To me, this lawsuit could have been filed against just about any pet food company out on the market today with a few exceptions that I have mentioned below. For years I have been educating customers on how not to be fooled by fancy packaging on their pets food. Taste of the Wild markets their foods as, “The balanced diet nature intended.” As a consumer reading this, you automatically assume it is safe, healthy and what your pet should be eating. If Taste of the Wild were to state their food contains low levels of arsenic and lead, would you be buying it? Absolutely not! But AAFCO and the FDA allow things like this to happen, with poorly written ingredient definitions and rules that are never enforced.
There is no simple solution to this problem. This is the reality of what we have created.
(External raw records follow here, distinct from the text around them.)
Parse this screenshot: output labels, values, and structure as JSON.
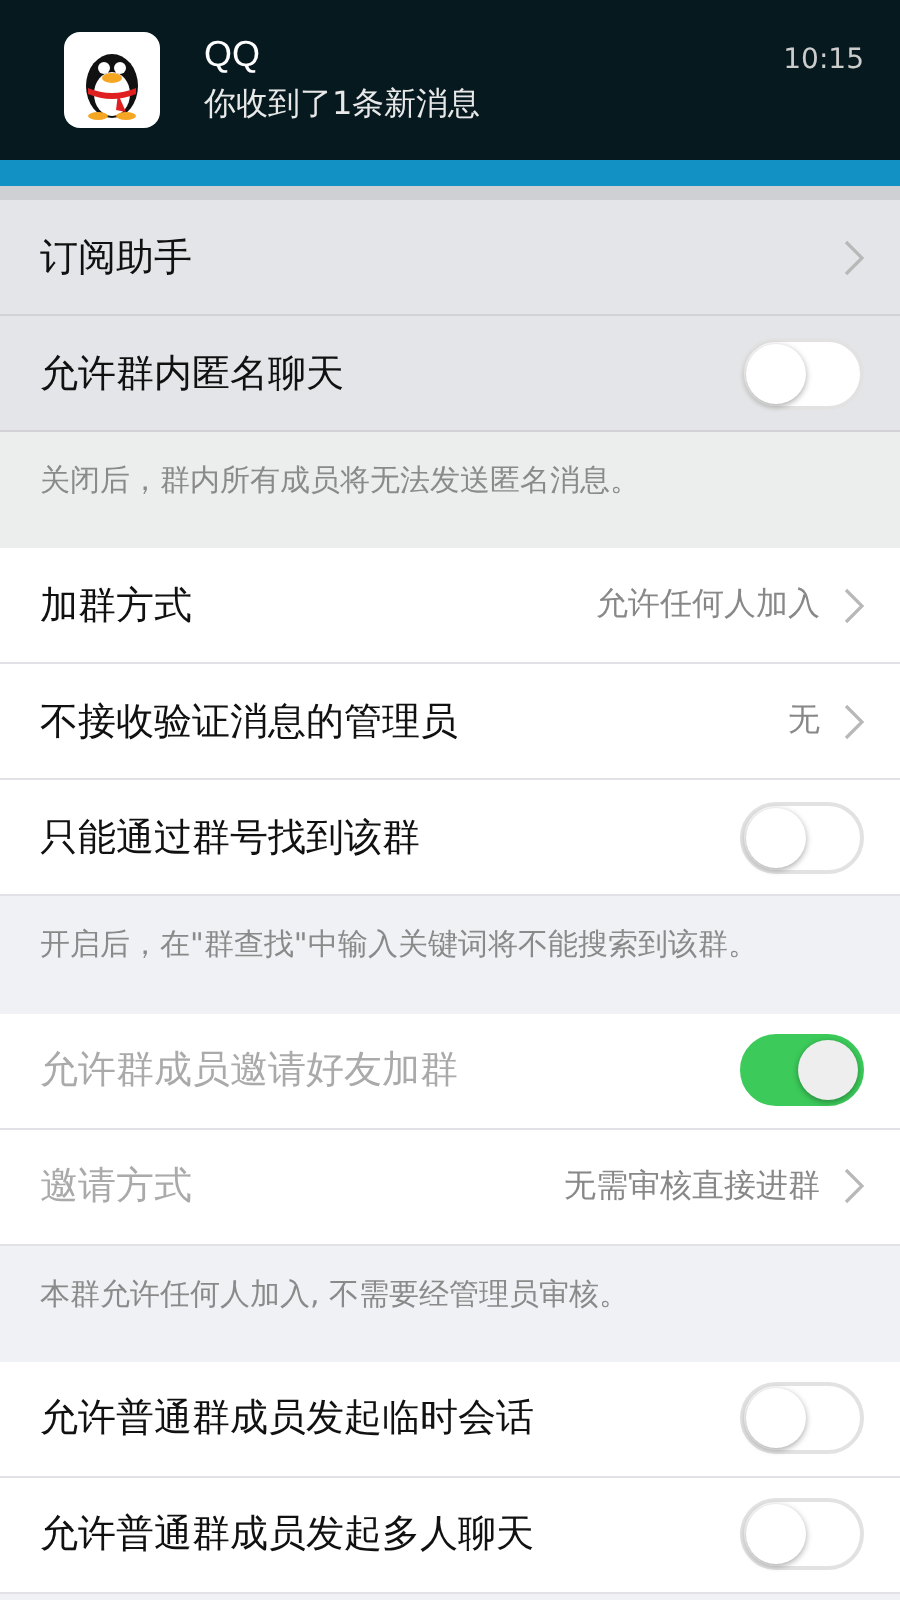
{
  "notification": {
    "app": "QQ",
    "message": "你收到了1条新消息",
    "time": "10:15"
  },
  "items": [
    {
      "kind": "link",
      "label": "订阅助手",
      "disabled": false
    },
    {
      "kind": "switch",
      "label": "允许群内匿名聊天",
      "on": false,
      "disabled": false
    },
    {
      "kind": "note",
      "text": "关闭后，群内所有成员将无法发送匿名消息。"
    },
    {
      "kind": "link",
      "label": "加群方式",
      "value": "允许任何人加入",
      "disabled": false
    },
    {
      "kind": "link",
      "label": "不接收验证消息的管理员",
      "value": "无",
      "disabled": false
    },
    {
      "kind": "switch",
      "label": "只能通过群号找到该群",
      "on": false,
      "disabled": false
    },
    {
      "kind": "note",
      "text": "开启后，在\"群查找\"中输入关键词将不能搜索到该群。"
    },
    {
      "kind": "switch",
      "label": "允许群成员邀请好友加群",
      "on": true,
      "disabled": true
    },
    {
      "kind": "link",
      "label": "邀请方式",
      "value": "无需审核直接进群",
      "disabled": true
    },
    {
      "kind": "note",
      "text": "本群允许任何人加入, 不需要经管理员审核。"
    },
    {
      "kind": "switch",
      "label": "允许普通群成员发起临时会话",
      "on": false,
      "disabled": false
    },
    {
      "kind": "switch",
      "label": "允许普通群成员发起多人聊天",
      "on": false,
      "disabled": false
    }
  ]
}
That is why I talk over and over again about reducing the toxins in your pets’ lives by eliminating chemical use in your households and on your lawns, using natural alternatives to flea and tick and heart worm treatments and the most important — changing your pet’s diet.
I know we live in a society of convenience, but what price are you willing to pay? Dogs and cats are carnivores — at no time since their creation were they ever meant to thrive on a highly processed dry kibble. Yes, there are kibbles that I feel are far superior, like Farmina N&D and Open Farm, but no matter how great the ingredients, it simply will never compare to the benefits of feeding a biologically appropriate diet of raw and fresh food.
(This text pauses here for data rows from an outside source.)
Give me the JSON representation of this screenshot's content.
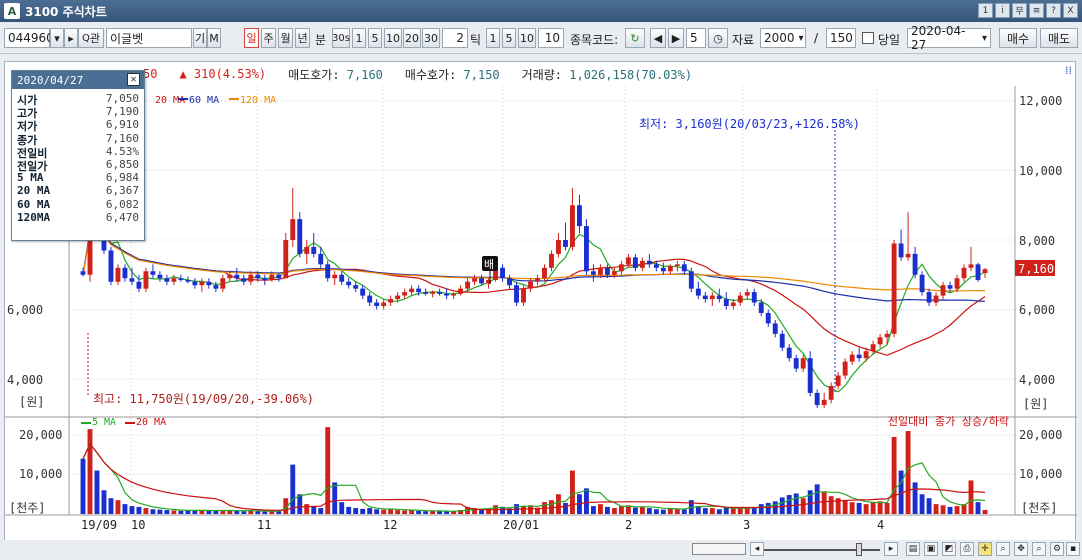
{
  "window": {
    "title": "3100 주식차트",
    "logo": "A",
    "buttons": [
      "1",
      "i",
      "무",
      "≡",
      "?",
      "X"
    ]
  },
  "toolbar": {
    "code": "044960",
    "search_icon": "Q",
    "search_label": "관",
    "stock_name": "이글벳",
    "btn_gi": "기",
    "btn_m": "M",
    "period_buttons": [
      "일",
      "주",
      "월",
      "년"
    ],
    "minute_label": "분",
    "minute_buttons": [
      "30s",
      "1",
      "5",
      "10",
      "20",
      "30"
    ],
    "tick_value": "2",
    "tick_label": "틱",
    "tick_buttons": [
      "1",
      "5",
      "10"
    ],
    "tick_count": "10",
    "code_label": "종목코드:",
    "spin_value": "5",
    "data_label": "자료",
    "data_count": "2000",
    "slash": "/",
    "view_count": "150",
    "today_label": "당일",
    "date": "2020-04-27",
    "buy_label": "매수",
    "sell_label": "매도"
  },
  "info": {
    "price_partial": "50",
    "change": "▲ 310(4.53%)",
    "ask_label": "매도호가:",
    "ask_value": "7,160",
    "bid_label": "매수호가:",
    "bid_value": "7,150",
    "volume_label": "거래량:",
    "volume_value": "1,026,158(70.03%)"
  },
  "ma_legend": [
    {
      "label": "20 MA",
      "color": "#cc1111"
    },
    {
      "label": "60 MA",
      "color": "#1a2fa8"
    },
    {
      "label": "120 MA",
      "color": "#f08a00"
    }
  ],
  "vol_legend": [
    {
      "label": "5 MA",
      "color": "#22aa22"
    },
    {
      "label": "20 MA",
      "color": "#cc1111"
    }
  ],
  "vol_note": "전일대비 종가 상승/하락",
  "price_axis_labels": [
    "12,000",
    "10,000",
    "8,000",
    "6,000",
    "4,000"
  ],
  "price_unit": "[원]",
  "volume_axis_labels": [
    "20,000",
    "10,000"
  ],
  "volume_unit": "[천주]",
  "current_price_tag": "7,160",
  "annotations": {
    "low": "최저: 3,160원(20/03/23,+126.58%)",
    "high": "최고: 11,750원(19/09/20,-39.06%)",
    "marker": "배"
  },
  "x_labels": [
    "19/09",
    "10",
    "11",
    "12",
    "20/01",
    "2",
    "3",
    "4"
  ],
  "popup": {
    "date": "2020/04/27",
    "rows": [
      {
        "k": "시가",
        "v": "7,050"
      },
      {
        "k": "고가",
        "v": "7,190"
      },
      {
        "k": "저가",
        "v": "6,910"
      },
      {
        "k": "종가",
        "v": "7,160"
      },
      {
        "k": "전일비",
        "v": "4.53%"
      },
      {
        "k": "전일가",
        "v": "6,850"
      },
      {
        "k": "5  MA",
        "v": "6,984"
      },
      {
        "k": "20 MA",
        "v": "6,367"
      },
      {
        "k": "60 MA",
        "v": "6,082"
      },
      {
        "k": "120MA",
        "v": "6,470"
      }
    ]
  },
  "colors": {
    "up": "#d0221a",
    "down": "#1a2fd0",
    "ma5": "#22aa22",
    "ma20": "#cc1111",
    "ma60": "#1a2fa8",
    "ma120": "#f08a00"
  },
  "chart_data": {
    "type": "candlestick",
    "price_axis": [
      4000,
      12000
    ],
    "volume_axis_ticks": [
      10000,
      20000
    ],
    "current_price": 7160,
    "candles": [
      [
        7100,
        7200,
        6950,
        7000
      ],
      [
        7000,
        11750,
        6800,
        9500
      ],
      [
        9200,
        9400,
        8300,
        8500
      ],
      [
        8500,
        8700,
        7600,
        7700
      ],
      [
        7700,
        7800,
        6700,
        6800
      ],
      [
        6800,
        7300,
        6700,
        7200
      ],
      [
        7200,
        7300,
        6800,
        6900
      ],
      [
        6900,
        7200,
        6700,
        6800
      ],
      [
        6800,
        7000,
        6500,
        6600
      ],
      [
        6600,
        7200,
        6500,
        7100
      ],
      [
        7100,
        7300,
        6900,
        7000
      ],
      [
        7000,
        7100,
        6800,
        6900
      ],
      [
        6900,
        7000,
        6700,
        6800
      ],
      [
        6800,
        7000,
        6700,
        6900
      ],
      [
        6900,
        7000,
        6800,
        6850
      ],
      [
        6850,
        6950,
        6750,
        6800
      ],
      [
        6800,
        6900,
        6600,
        6700
      ],
      [
        6700,
        6900,
        6500,
        6800
      ],
      [
        6800,
        6900,
        6600,
        6700
      ],
      [
        6700,
        6800,
        6500,
        6600
      ],
      [
        6600,
        7000,
        6500,
        6900
      ],
      [
        6900,
        7100,
        6800,
        7000
      ],
      [
        7000,
        7200,
        6800,
        6900
      ],
      [
        6900,
        7000,
        6700,
        6800
      ],
      [
        6800,
        7100,
        6700,
        7000
      ],
      [
        7000,
        7100,
        6800,
        6900
      ],
      [
        6900,
        7000,
        6700,
        6850
      ],
      [
        6850,
        7100,
        6800,
        7000
      ],
      [
        7000,
        7050,
        6800,
        6900
      ],
      [
        6900,
        8200,
        6900,
        8000
      ],
      [
        8000,
        9500,
        7800,
        8600
      ],
      [
        8600,
        8800,
        7500,
        7600
      ],
      [
        7600,
        8000,
        7300,
        7800
      ],
      [
        7800,
        8200,
        7500,
        7600
      ],
      [
        7600,
        7800,
        7200,
        7300
      ],
      [
        7300,
        7400,
        6800,
        6900
      ],
      [
        6900,
        7100,
        6700,
        7000
      ],
      [
        7000,
        7100,
        6700,
        6800
      ],
      [
        6800,
        6900,
        6600,
        6700
      ],
      [
        6700,
        6800,
        6500,
        6600
      ],
      [
        6600,
        6700,
        6300,
        6400
      ],
      [
        6400,
        6500,
        6100,
        6200
      ],
      [
        6200,
        6300,
        6000,
        6100
      ],
      [
        6100,
        6300,
        6000,
        6200
      ],
      [
        6200,
        6400,
        6100,
        6300
      ],
      [
        6300,
        6500,
        6200,
        6400
      ],
      [
        6400,
        6600,
        6300,
        6500
      ],
      [
        6500,
        6700,
        6400,
        6600
      ],
      [
        6600,
        6700,
        6400,
        6500
      ],
      [
        6500,
        6600,
        6400,
        6450
      ],
      [
        6450,
        6550,
        6350,
        6500
      ],
      [
        6500,
        6600,
        6400,
        6450
      ],
      [
        6450,
        6600,
        6300,
        6400
      ],
      [
        6400,
        6500,
        6300,
        6450
      ],
      [
        6450,
        6700,
        6400,
        6600
      ],
      [
        6600,
        6900,
        6500,
        6800
      ],
      [
        6800,
        7000,
        6700,
        6900
      ],
      [
        6900,
        7000,
        6700,
        6750
      ],
      [
        6750,
        6900,
        6600,
        6850
      ],
      [
        6850,
        7300,
        6800,
        7200
      ],
      [
        7200,
        7300,
        6800,
        6900
      ],
      [
        6900,
        7000,
        6600,
        6700
      ],
      [
        6700,
        6800,
        6100,
        6200
      ],
      [
        6200,
        6700,
        6100,
        6600
      ],
      [
        6600,
        6900,
        6500,
        6800
      ],
      [
        6800,
        7000,
        6700,
        6900
      ],
      [
        6900,
        7300,
        6800,
        7200
      ],
      [
        7200,
        7700,
        7100,
        7600
      ],
      [
        7600,
        8200,
        7500,
        8000
      ],
      [
        8000,
        8500,
        7700,
        7800
      ],
      [
        7800,
        9500,
        7700,
        9000
      ],
      [
        9000,
        9300,
        8200,
        8400
      ],
      [
        8400,
        8600,
        7000,
        7100
      ],
      [
        7100,
        7300,
        6800,
        7000
      ],
      [
        7000,
        7300,
        6900,
        7200
      ],
      [
        7200,
        7300,
        6900,
        7000
      ],
      [
        7000,
        7200,
        6900,
        7100
      ],
      [
        7100,
        7400,
        7000,
        7300
      ],
      [
        7300,
        7600,
        7200,
        7500
      ],
      [
        7500,
        7600,
        7100,
        7200
      ],
      [
        7200,
        7500,
        7100,
        7400
      ],
      [
        7400,
        7600,
        7200,
        7300
      ],
      [
        7300,
        7400,
        7100,
        7200
      ],
      [
        7200,
        7350,
        7000,
        7100
      ],
      [
        7100,
        7300,
        7000,
        7250
      ],
      [
        7250,
        7400,
        7100,
        7300
      ],
      [
        7300,
        7400,
        7000,
        7100
      ],
      [
        7100,
        7200,
        6500,
        6600
      ],
      [
        6600,
        6800,
        6300,
        6400
      ],
      [
        6400,
        6500,
        6200,
        6300
      ],
      [
        6300,
        6500,
        6100,
        6400
      ],
      [
        6400,
        6600,
        6200,
        6300
      ],
      [
        6300,
        6500,
        6000,
        6100
      ],
      [
        6100,
        6300,
        6000,
        6200
      ],
      [
        6200,
        6500,
        6100,
        6400
      ],
      [
        6400,
        6600,
        6300,
        6500
      ],
      [
        6500,
        6600,
        6100,
        6200
      ],
      [
        6200,
        6300,
        5800,
        5900
      ],
      [
        5900,
        6000,
        5500,
        5600
      ],
      [
        5600,
        5700,
        5200,
        5300
      ],
      [
        5300,
        5400,
        4800,
        4900
      ],
      [
        4900,
        5000,
        4500,
        4600
      ],
      [
        4600,
        4700,
        4200,
        4300
      ],
      [
        4300,
        4700,
        4200,
        4600
      ],
      [
        4600,
        4800,
        3500,
        3600
      ],
      [
        3600,
        3700,
        3160,
        3250
      ],
      [
        3250,
        3600,
        3160,
        3400
      ],
      [
        3400,
        3900,
        3300,
        3800
      ],
      [
        3800,
        4200,
        3700,
        4100
      ],
      [
        4100,
        4600,
        4000,
        4500
      ],
      [
        4500,
        4800,
        4400,
        4700
      ],
      [
        4700,
        4900,
        4500,
        4600
      ],
      [
        4600,
        4900,
        4500,
        4800
      ],
      [
        4800,
        5100,
        4700,
        5000
      ],
      [
        5000,
        5300,
        4900,
        5200
      ],
      [
        5200,
        5400,
        5000,
        5300
      ],
      [
        5300,
        8000,
        5200,
        7900
      ],
      [
        7900,
        8300,
        7400,
        7500
      ],
      [
        7500,
        8800,
        7400,
        7600
      ],
      [
        7600,
        7800,
        6900,
        7000
      ],
      [
        7000,
        7100,
        6400,
        6500
      ],
      [
        6500,
        6600,
        6100,
        6200
      ],
      [
        6200,
        6500,
        6100,
        6400
      ],
      [
        6400,
        6800,
        6300,
        6700
      ],
      [
        6700,
        6800,
        6500,
        6600
      ],
      [
        6600,
        7000,
        6500,
        6900
      ],
      [
        6900,
        7300,
        6800,
        7200
      ],
      [
        7200,
        7800,
        7100,
        7300
      ],
      [
        7300,
        7350,
        6800,
        6850
      ],
      [
        7050,
        7190,
        6910,
        7160
      ]
    ],
    "volumes": [
      [
        14000,
        -1
      ],
      [
        21500,
        1
      ],
      [
        11000,
        -1
      ],
      [
        6000,
        -1
      ],
      [
        4000,
        -1
      ],
      [
        3500,
        1
      ],
      [
        2500,
        -1
      ],
      [
        2000,
        -1
      ],
      [
        1800,
        -1
      ],
      [
        1500,
        1
      ],
      [
        1200,
        -1
      ],
      [
        1100,
        -1
      ],
      [
        1000,
        -1
      ],
      [
        900,
        1
      ],
      [
        800,
        -1
      ],
      [
        900,
        -1
      ],
      [
        1000,
        -1
      ],
      [
        900,
        1
      ],
      [
        800,
        -1
      ],
      [
        800,
        -1
      ],
      [
        900,
        1
      ],
      [
        1000,
        1
      ],
      [
        800,
        -1
      ],
      [
        700,
        -1
      ],
      [
        900,
        1
      ],
      [
        700,
        -1
      ],
      [
        600,
        -1
      ],
      [
        800,
        1
      ],
      [
        700,
        -1
      ],
      [
        4000,
        1
      ],
      [
        12500,
        -1
      ],
      [
        5000,
        -1
      ],
      [
        2500,
        1
      ],
      [
        2000,
        -1
      ],
      [
        1500,
        -1
      ],
      [
        22000,
        1
      ],
      [
        8000,
        -1
      ],
      [
        3000,
        -1
      ],
      [
        1800,
        -1
      ],
      [
        1500,
        -1
      ],
      [
        1300,
        -1
      ],
      [
        1500,
        -1
      ],
      [
        1200,
        -1
      ],
      [
        1100,
        1
      ],
      [
        1200,
        1
      ],
      [
        1000,
        1
      ],
      [
        900,
        1
      ],
      [
        900,
        1
      ],
      [
        800,
        -1
      ],
      [
        700,
        -1
      ],
      [
        800,
        1
      ],
      [
        700,
        -1
      ],
      [
        700,
        -1
      ],
      [
        700,
        1
      ],
      [
        1000,
        1
      ],
      [
        1800,
        1
      ],
      [
        1500,
        1
      ],
      [
        1200,
        -1
      ],
      [
        1300,
        1
      ],
      [
        2200,
        1
      ],
      [
        1800,
        -1
      ],
      [
        1400,
        -1
      ],
      [
        2500,
        -1
      ],
      [
        2000,
        1
      ],
      [
        2200,
        1
      ],
      [
        1600,
        1
      ],
      [
        3000,
        1
      ],
      [
        3500,
        1
      ],
      [
        5000,
        1
      ],
      [
        2800,
        -1
      ],
      [
        11000,
        1
      ],
      [
        5000,
        -1
      ],
      [
        6500,
        -1
      ],
      [
        2000,
        -1
      ],
      [
        2500,
        1
      ],
      [
        1800,
        -1
      ],
      [
        1500,
        1
      ],
      [
        2000,
        1
      ],
      [
        2200,
        1
      ],
      [
        1600,
        -1
      ],
      [
        1800,
        1
      ],
      [
        1500,
        -1
      ],
      [
        1200,
        -1
      ],
      [
        1100,
        -1
      ],
      [
        1300,
        1
      ],
      [
        1400,
        1
      ],
      [
        1200,
        -1
      ],
      [
        3500,
        -1
      ],
      [
        2000,
        -1
      ],
      [
        1500,
        -1
      ],
      [
        1500,
        1
      ],
      [
        1200,
        -1
      ],
      [
        1800,
        -1
      ],
      [
        1400,
        1
      ],
      [
        1500,
        1
      ],
      [
        1600,
        1
      ],
      [
        1500,
        -1
      ],
      [
        2500,
        -1
      ],
      [
        2800,
        -1
      ],
      [
        3200,
        -1
      ],
      [
        4200,
        -1
      ],
      [
        4800,
        -1
      ],
      [
        5200,
        -1
      ],
      [
        4000,
        1
      ],
      [
        6000,
        -1
      ],
      [
        7500,
        -1
      ],
      [
        5500,
        1
      ],
      [
        4500,
        1
      ],
      [
        4000,
        1
      ],
      [
        3500,
        1
      ],
      [
        3000,
        1
      ],
      [
        2800,
        -1
      ],
      [
        2500,
        1
      ],
      [
        3000,
        1
      ],
      [
        3200,
        1
      ],
      [
        2800,
        1
      ],
      [
        19500,
        1
      ],
      [
        11000,
        -1
      ],
      [
        21000,
        1
      ],
      [
        8000,
        -1
      ],
      [
        5000,
        -1
      ],
      [
        4000,
        -1
      ],
      [
        2500,
        1
      ],
      [
        2200,
        1
      ],
      [
        1800,
        -1
      ],
      [
        2000,
        1
      ],
      [
        2500,
        1
      ],
      [
        8500,
        1
      ],
      [
        3000,
        -1
      ],
      [
        1026,
        1
      ]
    ]
  }
}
If anything happens from this lawsuit, I truly hope that testing, labeling requirements and marketing claims become much stricter and clearer. I am so tired of manufacturers disguising poor quality, nutritionally-inadequate, ingredients with fancy names and using pretty pictures on the bag that don’t even correlate to what is actually in the bag. It is no surprise the majority of
pet owners feel feeding a dry, overly-processed kibble is best for their pets. Remember, you decide how healthy your pet is going to be. Ask questions, don’t be fooled by fancy marketing and make it a decision you will never regret.